╭──

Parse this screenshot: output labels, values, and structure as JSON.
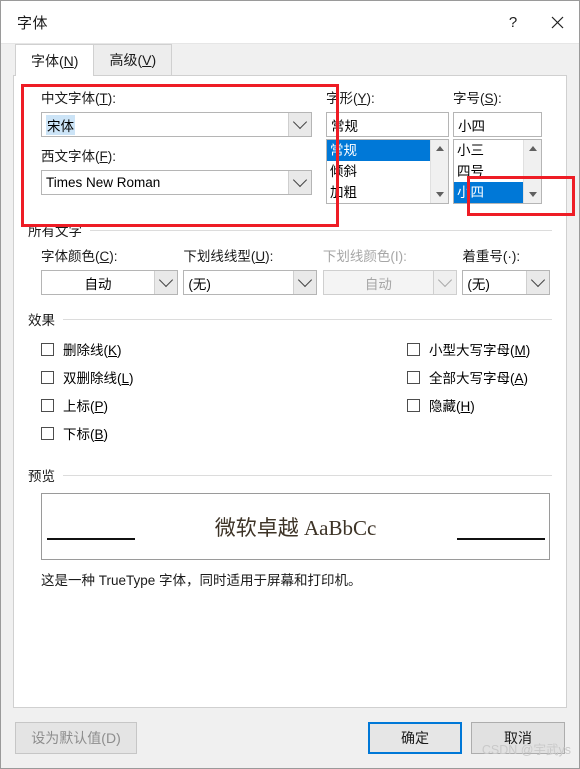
{
  "window": {
    "title": "字体",
    "help_icon": "question-mark-icon",
    "close_icon": "close-icon"
  },
  "tabs": [
    {
      "label": "字体(N)",
      "text": "字体(",
      "accel": "N",
      "tail": ")",
      "active": true
    },
    {
      "label": "高级(V)",
      "text": "高级(",
      "accel": "V",
      "tail": ")",
      "active": false
    }
  ],
  "font_section": {
    "chinese_font": {
      "label_text": "中文字体(",
      "label_accel": "T",
      "label_tail": "):",
      "value": "宋体",
      "selected": true
    },
    "latin_font": {
      "label_text": "西文字体(",
      "label_accel": "F",
      "label_tail": "):",
      "value": "Times New Roman",
      "selected": false
    },
    "font_style": {
      "label_text": "字形(",
      "label_accel": "Y",
      "label_tail": "):",
      "value": "常规",
      "options": [
        "常规",
        "倾斜",
        "加粗"
      ],
      "selected_index": 0
    },
    "font_size": {
      "label_text": "字号(",
      "label_accel": "S",
      "label_tail": "):",
      "value": "小四",
      "options": [
        "小三",
        "四号",
        "小四"
      ],
      "selected_index": 2
    }
  },
  "all_text_group": {
    "title": "所有文字",
    "font_color": {
      "label_text": "字体颜色(",
      "label_accel": "C",
      "label_tail": "):",
      "value": "自动",
      "disabled": false
    },
    "underline_style": {
      "label_text": "下划线线型(",
      "label_accel": "U",
      "label_tail": "):",
      "value": "(无)",
      "disabled": false
    },
    "underline_color": {
      "label_text": "下划线颜色(",
      "label_accel": "I",
      "label_tail": "):",
      "value": "自动",
      "disabled": true
    },
    "emphasis_mark": {
      "label_text": "着重号(",
      "label_accel": "·",
      "label_tail": "):",
      "value": "(无)",
      "disabled": false
    }
  },
  "effects_group": {
    "title": "效果",
    "left_column": [
      {
        "text": "删除线(",
        "accel": "K",
        "tail": ")",
        "checked": false
      },
      {
        "text": "双删除线(",
        "accel": "L",
        "tail": ")",
        "checked": false
      },
      {
        "text": "上标(",
        "accel": "P",
        "tail": ")",
        "checked": false
      },
      {
        "text": "下标(",
        "accel": "B",
        "tail": ")",
        "checked": false
      }
    ],
    "right_column": [
      {
        "text": "小型大写字母(",
        "accel": "M",
        "tail": ")",
        "checked": false
      },
      {
        "text": "全部大写字母(",
        "accel": "A",
        "tail": ")",
        "checked": false
      },
      {
        "text": "隐藏(",
        "accel": "H",
        "tail": ")",
        "checked": false
      }
    ]
  },
  "preview_group": {
    "title": "预览",
    "sample_text": "微软卓越  AaBbCc",
    "note": "这是一种 TrueType 字体，同时适用于屏幕和打印机。"
  },
  "footer": {
    "set_default": {
      "text": "设为默认值(",
      "accel": "D",
      "tail": ")",
      "disabled": true
    },
    "ok": "确定",
    "cancel": "取消"
  },
  "watermark": "CSDN @宇武ys",
  "colors": {
    "accent": "#0078d7",
    "annotation": "#ee1c25",
    "selection_bg": "#cce4f7",
    "disabled_text": "#a6a6a6"
  }
}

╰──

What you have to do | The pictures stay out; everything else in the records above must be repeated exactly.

Solution for this problem |
Parse this screenshot: output labels, values, and structure as JSON.
{
  "window": {
    "title": "字体",
    "help_icon": "question-mark-icon",
    "close_icon": "close-icon"
  },
  "tabs": [
    {
      "label": "字体(N)",
      "text": "字体(",
      "accel": "N",
      "tail": ")",
      "active": true
    },
    {
      "label": "高级(V)",
      "text": "高级(",
      "accel": "V",
      "tail": ")",
      "active": false
    }
  ],
  "font_section": {
    "chinese_font": {
      "label_text": "中文字体(",
      "label_accel": "T",
      "label_tail": "):",
      "value": "宋体",
      "selected": true
    },
    "latin_font": {
      "label_text": "西文字体(",
      "label_accel": "F",
      "label_tail": "):",
      "value": "Times New Roman",
      "selected": false
    },
    "font_style": {
      "label_text": "字形(",
      "label_accel": "Y",
      "label_tail": "):",
      "value": "常规",
      "options": [
        "常规",
        "倾斜",
        "加粗"
      ],
      "selected_index": 0
    },
    "font_size": {
      "label_text": "字号(",
      "label_accel": "S",
      "label_tail": "):",
      "value": "小四",
      "options": [
        "小三",
        "四号",
        "小四"
      ],
      "selected_index": 2
    }
  },
  "all_text_group": {
    "title": "所有文字",
    "font_color": {
      "label_text": "字体颜色(",
      "label_accel": "C",
      "label_tail": "):",
      "value": "自动",
      "disabled": false
    },
    "underline_style": {
      "label_text": "下划线线型(",
      "label_accel": "U",
      "label_tail": "):",
      "value": "(无)",
      "disabled": false
    },
    "underline_color": {
      "label_text": "下划线颜色(",
      "label_accel": "I",
      "label_tail": "):",
      "value": "自动",
      "disabled": true
    },
    "emphasis_mark": {
      "label_text": "着重号(",
      "label_accel": "·",
      "label_tail": "):",
      "value": "(无)",
      "disabled": false
    }
  },
  "effects_group": {
    "title": "效果",
    "left_column": [
      {
        "text": "删除线(",
        "accel": "K",
        "tail": ")",
        "checked": false
      },
      {
        "text": "双删除线(",
        "accel": "L",
        "tail": ")",
        "checked": false
      },
      {
        "text": "上标(",
        "accel": "P",
        "tail": ")",
        "checked": false
      },
      {
        "text": "下标(",
        "accel": "B",
        "tail": ")",
        "checked": false
      }
    ],
    "right_column": [
      {
        "text": "小型大写字母(",
        "accel": "M",
        "tail": ")",
        "checked": false
      },
      {
        "text": "全部大写字母(",
        "accel": "A",
        "tail": ")",
        "checked": false
      },
      {
        "text": "隐藏(",
        "accel": "H",
        "tail": ")",
        "checked": false
      }
    ]
  },
  "preview_group": {
    "title": "预览",
    "sample_text": "微软卓越  AaBbCc",
    "note": "这是一种 TrueType 字体，同时适用于屏幕和打印机。"
  },
  "footer": {
    "set_default": {
      "text": "设为默认值(",
      "accel": "D",
      "tail": ")",
      "disabled": true
    },
    "ok": "确定",
    "cancel": "取消"
  },
  "watermark": "CSDN @宇武ys",
  "colors": {
    "accent": "#0078d7",
    "annotation": "#ee1c25",
    "selection_bg": "#cce4f7",
    "disabled_text": "#a6a6a6"
  }
}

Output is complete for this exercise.